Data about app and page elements
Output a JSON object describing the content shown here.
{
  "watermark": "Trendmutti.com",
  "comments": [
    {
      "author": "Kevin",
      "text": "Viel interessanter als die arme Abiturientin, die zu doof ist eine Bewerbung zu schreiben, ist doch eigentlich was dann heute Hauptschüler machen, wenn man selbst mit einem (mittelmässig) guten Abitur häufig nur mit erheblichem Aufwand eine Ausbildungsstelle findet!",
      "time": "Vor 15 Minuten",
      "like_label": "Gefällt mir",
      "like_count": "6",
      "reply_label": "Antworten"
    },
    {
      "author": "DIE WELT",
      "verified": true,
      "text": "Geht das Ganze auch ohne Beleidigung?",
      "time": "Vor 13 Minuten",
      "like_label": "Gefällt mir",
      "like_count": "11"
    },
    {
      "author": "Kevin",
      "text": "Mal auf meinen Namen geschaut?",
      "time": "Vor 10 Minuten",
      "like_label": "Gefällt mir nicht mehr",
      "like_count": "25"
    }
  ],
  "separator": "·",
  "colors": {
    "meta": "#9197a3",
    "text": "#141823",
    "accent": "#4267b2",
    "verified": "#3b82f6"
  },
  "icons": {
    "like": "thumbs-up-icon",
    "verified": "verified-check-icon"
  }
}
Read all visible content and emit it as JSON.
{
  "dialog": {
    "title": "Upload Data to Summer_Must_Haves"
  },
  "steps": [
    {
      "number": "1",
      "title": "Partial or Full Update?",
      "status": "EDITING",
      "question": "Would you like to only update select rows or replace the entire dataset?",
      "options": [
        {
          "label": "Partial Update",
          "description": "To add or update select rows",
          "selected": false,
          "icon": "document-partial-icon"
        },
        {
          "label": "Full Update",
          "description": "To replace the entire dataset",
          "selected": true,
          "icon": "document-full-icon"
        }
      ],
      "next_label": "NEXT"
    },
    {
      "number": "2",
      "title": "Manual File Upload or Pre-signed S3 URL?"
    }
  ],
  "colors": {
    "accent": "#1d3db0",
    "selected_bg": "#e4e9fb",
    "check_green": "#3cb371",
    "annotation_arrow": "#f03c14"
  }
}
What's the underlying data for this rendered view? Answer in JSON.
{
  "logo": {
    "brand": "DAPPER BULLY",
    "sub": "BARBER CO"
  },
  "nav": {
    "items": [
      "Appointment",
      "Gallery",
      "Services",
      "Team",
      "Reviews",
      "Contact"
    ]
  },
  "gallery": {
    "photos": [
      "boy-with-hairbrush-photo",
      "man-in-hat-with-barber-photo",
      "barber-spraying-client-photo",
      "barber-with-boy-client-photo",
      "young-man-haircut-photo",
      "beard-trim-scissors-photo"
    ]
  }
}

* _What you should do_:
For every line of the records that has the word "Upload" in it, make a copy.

* _Task result_:
    "title": "Upload Data to Summer_Must_Haves"
      "title": "Manual File Upload or Pre-signed S3 URL?"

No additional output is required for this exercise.